Records to process ->
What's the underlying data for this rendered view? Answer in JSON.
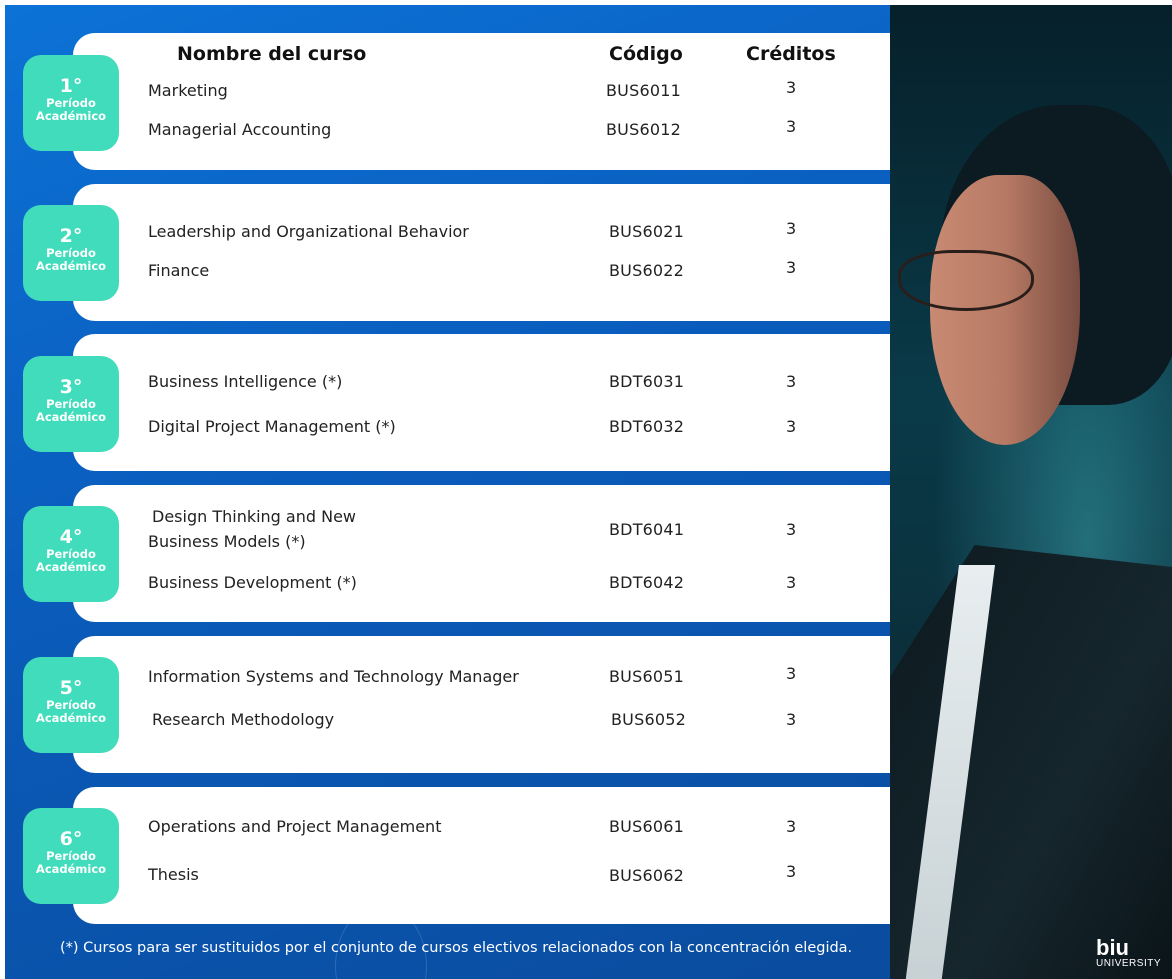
{
  "header": {
    "name_col": "Nombre del curso",
    "code_col": "Código",
    "credits_col": "Créditos"
  },
  "periods": [
    {
      "number": "1°",
      "label_line1": "Período",
      "label_line2": "Académico",
      "courses": [
        {
          "name": "Marketing",
          "code": "BUS6011",
          "credits": "3"
        },
        {
          "name": "Managerial Accounting",
          "code": "BUS6012",
          "credits": "3"
        }
      ]
    },
    {
      "number": "2°",
      "label_line1": "Período",
      "label_line2": "Académico",
      "courses": [
        {
          "name": "Leadership and Organizational Behavior",
          "code": "BUS6021",
          "credits": "3"
        },
        {
          "name": "Finance",
          "code": "BUS6022",
          "credits": "3"
        }
      ]
    },
    {
      "number": "3°",
      "label_line1": "Período",
      "label_line2": "Académico",
      "courses": [
        {
          "name": "Business Intelligence (*)",
          "code": "BDT6031",
          "credits": "3"
        },
        {
          "name": "Digital Project Management (*)",
          "code": "BDT6032",
          "credits": "3"
        }
      ]
    },
    {
      "number": "4°",
      "label_line1": "Período",
      "label_line2": "Académico",
      "courses": [
        {
          "name_line1": "Design Thinking and New",
          "name_line2": "Business Models (*)",
          "code": "BDT6041",
          "credits": "3"
        },
        {
          "name": "Business Development (*)",
          "code": "BDT6042",
          "credits": "3"
        }
      ]
    },
    {
      "number": "5°",
      "label_line1": "Período",
      "label_line2": "Académico",
      "courses": [
        {
          "name": "Information Systems and Technology Manager",
          "code": "BUS6051",
          "credits": "3"
        },
        {
          "name": "Research Methodology",
          "code": "BUS6052",
          "credits": "3"
        }
      ]
    },
    {
      "number": "6°",
      "label_line1": "Período",
      "label_line2": "Académico",
      "courses": [
        {
          "name": "Operations and Project Management",
          "code": "BUS6061",
          "credits": "3"
        },
        {
          "name": "Thesis",
          "code": "BUS6062",
          "credits": "3"
        }
      ]
    }
  ],
  "footnote": "(*) Cursos para ser sustituidos por el conjunto de cursos electivos relacionados con la concentración elegida.",
  "logo": {
    "main": "biu",
    "sub": "UNIVERSITY"
  },
  "colors": {
    "background": "#0a5cbc",
    "badge": "#41dcbc",
    "card": "#ffffff"
  }
}
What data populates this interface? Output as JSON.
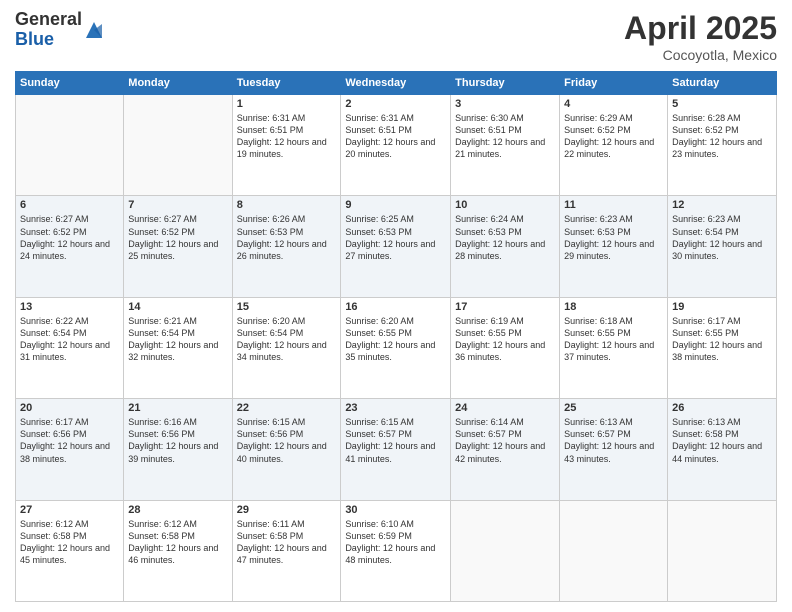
{
  "header": {
    "logo_general": "General",
    "logo_blue": "Blue",
    "month_title": "April 2025",
    "location": "Cocoyotla, Mexico"
  },
  "days_of_week": [
    "Sunday",
    "Monday",
    "Tuesday",
    "Wednesday",
    "Thursday",
    "Friday",
    "Saturday"
  ],
  "weeks": [
    [
      {
        "day": "",
        "info": ""
      },
      {
        "day": "",
        "info": ""
      },
      {
        "day": "1",
        "info": "Sunrise: 6:31 AM\nSunset: 6:51 PM\nDaylight: 12 hours and 19 minutes."
      },
      {
        "day": "2",
        "info": "Sunrise: 6:31 AM\nSunset: 6:51 PM\nDaylight: 12 hours and 20 minutes."
      },
      {
        "day": "3",
        "info": "Sunrise: 6:30 AM\nSunset: 6:51 PM\nDaylight: 12 hours and 21 minutes."
      },
      {
        "day": "4",
        "info": "Sunrise: 6:29 AM\nSunset: 6:52 PM\nDaylight: 12 hours and 22 minutes."
      },
      {
        "day": "5",
        "info": "Sunrise: 6:28 AM\nSunset: 6:52 PM\nDaylight: 12 hours and 23 minutes."
      }
    ],
    [
      {
        "day": "6",
        "info": "Sunrise: 6:27 AM\nSunset: 6:52 PM\nDaylight: 12 hours and 24 minutes."
      },
      {
        "day": "7",
        "info": "Sunrise: 6:27 AM\nSunset: 6:52 PM\nDaylight: 12 hours and 25 minutes."
      },
      {
        "day": "8",
        "info": "Sunrise: 6:26 AM\nSunset: 6:53 PM\nDaylight: 12 hours and 26 minutes."
      },
      {
        "day": "9",
        "info": "Sunrise: 6:25 AM\nSunset: 6:53 PM\nDaylight: 12 hours and 27 minutes."
      },
      {
        "day": "10",
        "info": "Sunrise: 6:24 AM\nSunset: 6:53 PM\nDaylight: 12 hours and 28 minutes."
      },
      {
        "day": "11",
        "info": "Sunrise: 6:23 AM\nSunset: 6:53 PM\nDaylight: 12 hours and 29 minutes."
      },
      {
        "day": "12",
        "info": "Sunrise: 6:23 AM\nSunset: 6:54 PM\nDaylight: 12 hours and 30 minutes."
      }
    ],
    [
      {
        "day": "13",
        "info": "Sunrise: 6:22 AM\nSunset: 6:54 PM\nDaylight: 12 hours and 31 minutes."
      },
      {
        "day": "14",
        "info": "Sunrise: 6:21 AM\nSunset: 6:54 PM\nDaylight: 12 hours and 32 minutes."
      },
      {
        "day": "15",
        "info": "Sunrise: 6:20 AM\nSunset: 6:54 PM\nDaylight: 12 hours and 34 minutes."
      },
      {
        "day": "16",
        "info": "Sunrise: 6:20 AM\nSunset: 6:55 PM\nDaylight: 12 hours and 35 minutes."
      },
      {
        "day": "17",
        "info": "Sunrise: 6:19 AM\nSunset: 6:55 PM\nDaylight: 12 hours and 36 minutes."
      },
      {
        "day": "18",
        "info": "Sunrise: 6:18 AM\nSunset: 6:55 PM\nDaylight: 12 hours and 37 minutes."
      },
      {
        "day": "19",
        "info": "Sunrise: 6:17 AM\nSunset: 6:55 PM\nDaylight: 12 hours and 38 minutes."
      }
    ],
    [
      {
        "day": "20",
        "info": "Sunrise: 6:17 AM\nSunset: 6:56 PM\nDaylight: 12 hours and 38 minutes."
      },
      {
        "day": "21",
        "info": "Sunrise: 6:16 AM\nSunset: 6:56 PM\nDaylight: 12 hours and 39 minutes."
      },
      {
        "day": "22",
        "info": "Sunrise: 6:15 AM\nSunset: 6:56 PM\nDaylight: 12 hours and 40 minutes."
      },
      {
        "day": "23",
        "info": "Sunrise: 6:15 AM\nSunset: 6:57 PM\nDaylight: 12 hours and 41 minutes."
      },
      {
        "day": "24",
        "info": "Sunrise: 6:14 AM\nSunset: 6:57 PM\nDaylight: 12 hours and 42 minutes."
      },
      {
        "day": "25",
        "info": "Sunrise: 6:13 AM\nSunset: 6:57 PM\nDaylight: 12 hours and 43 minutes."
      },
      {
        "day": "26",
        "info": "Sunrise: 6:13 AM\nSunset: 6:58 PM\nDaylight: 12 hours and 44 minutes."
      }
    ],
    [
      {
        "day": "27",
        "info": "Sunrise: 6:12 AM\nSunset: 6:58 PM\nDaylight: 12 hours and 45 minutes."
      },
      {
        "day": "28",
        "info": "Sunrise: 6:12 AM\nSunset: 6:58 PM\nDaylight: 12 hours and 46 minutes."
      },
      {
        "day": "29",
        "info": "Sunrise: 6:11 AM\nSunset: 6:58 PM\nDaylight: 12 hours and 47 minutes."
      },
      {
        "day": "30",
        "info": "Sunrise: 6:10 AM\nSunset: 6:59 PM\nDaylight: 12 hours and 48 minutes."
      },
      {
        "day": "",
        "info": ""
      },
      {
        "day": "",
        "info": ""
      },
      {
        "day": "",
        "info": ""
      }
    ]
  ]
}
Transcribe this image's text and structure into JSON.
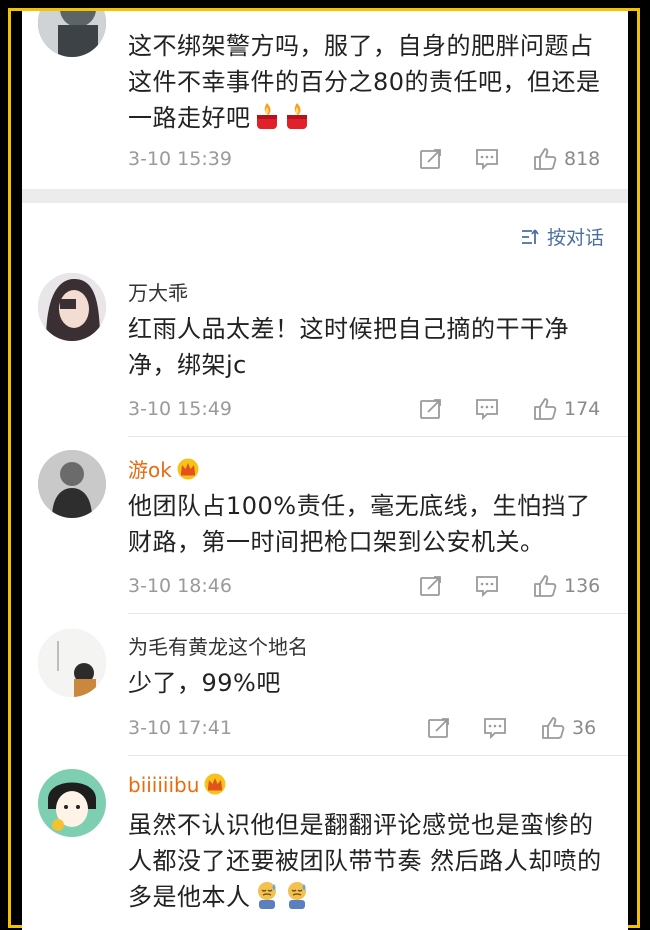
{
  "comments": [
    {
      "id": "c0",
      "text": "这不绑架警方吗，服了，自身的肥胖问题占这件不幸事件的百分之80的责任吧，但还是一路走好吧",
      "time": "3-10 15:39",
      "likes": "818"
    },
    {
      "id": "c1",
      "user": "万大乖",
      "text": "红雨人品太差！这时候把自己摘的干干净净，绑架jc",
      "time": "3-10 15:49",
      "likes": "174"
    },
    {
      "id": "c2",
      "user": "游ok",
      "text": "他团队占100%责任，毫无底线，生怕挡了财路，第一时间把枪口架到公安机关。",
      "time": "3-10 18:46",
      "likes": "136"
    },
    {
      "id": "c3",
      "user": "为毛有黄龙这个地名",
      "text": "少了，99%吧",
      "time": "3-10 17:41",
      "likes": "36"
    },
    {
      "id": "c4",
      "user": "biiiiiibu",
      "text": "虽然不认识他但是翻翻评论感觉也是蛮惨的人都没了还要被团队带节奏 然后路人却喷的多是他本人",
      "time": "",
      "likes": ""
    }
  ],
  "reply_toggle": {
    "label": "按对话"
  },
  "colors": {
    "vip_name": "#e86b10",
    "text": "#222222",
    "meta": "#9a9a9a",
    "frame": "#f2c400"
  },
  "icons": [
    "repost-icon",
    "comment-icon",
    "like-icon",
    "candle-emoji",
    "crown-badge-icon",
    "sweat-emoji",
    "dialog-sort-icon"
  ]
}
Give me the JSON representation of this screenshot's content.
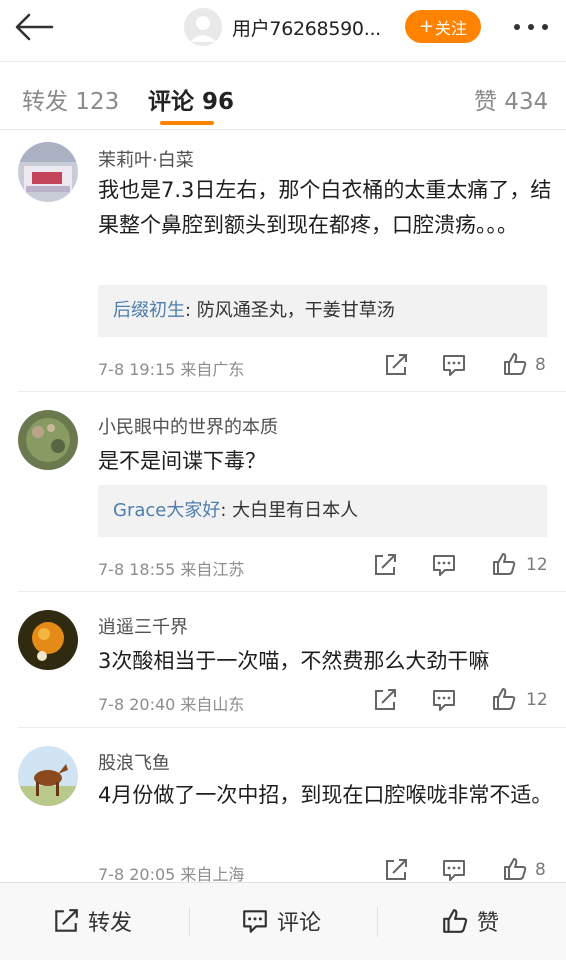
{
  "header": {
    "user_name": "用户76268590...",
    "follow_label": "关注",
    "follow_plus": "+"
  },
  "tabs": {
    "repost": "转发 123",
    "comments": "评论 96",
    "likes": "赞 434"
  },
  "comments": [
    {
      "nickname": "茉莉叶·白菜",
      "text": "我也是7.3日左右，那个白衣桶的太重太痛了，结果整个鼻腔到额头到现在都疼，口腔溃疡。。。",
      "reply_name": "后缀初生",
      "reply_text": ": 防风通圣丸，干姜甘草汤",
      "meta": "7-8 19:15  来自广东",
      "likes": "8"
    },
    {
      "nickname": "小民眼中的世界的本质",
      "text": "是不是间谍下毒？",
      "reply_name": "Grace大家好",
      "reply_text": ": 大白里有日本人",
      "meta": "7-8 18:55  来自江苏",
      "likes": "12"
    },
    {
      "nickname": "逍遥三千界",
      "text": "3次酸相当于一次喵，不然费那么大劲干嘛",
      "meta": "7-8 20:40  来自山东",
      "likes": "12"
    },
    {
      "nickname": "股浪飞鱼",
      "text": "4月份做了一次中招，到现在口腔喉咙非常不适。",
      "meta": "7-8 20:05  来自上海",
      "likes": "8"
    }
  ],
  "bottom_bar": {
    "repost": "转发",
    "comment": "评论",
    "like": "赞"
  },
  "colors": {
    "accent": "#ff8200",
    "reply_name": "#4f7dac",
    "meta": "#8d8d8d"
  },
  "icons": [
    "back-arrow-icon",
    "more-icon",
    "share-icon",
    "comment-icon",
    "like-icon"
  ]
}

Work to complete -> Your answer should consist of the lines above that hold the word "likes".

Output of the exercise ->
      "likes": "818"
      "likes": "174"
      "likes": "136"
      "likes": "36"
      "likes": ""
    "likes": "赞 434"
      "likes": "8"
      "likes": "12"
      "likes": "12"
      "likes": "8"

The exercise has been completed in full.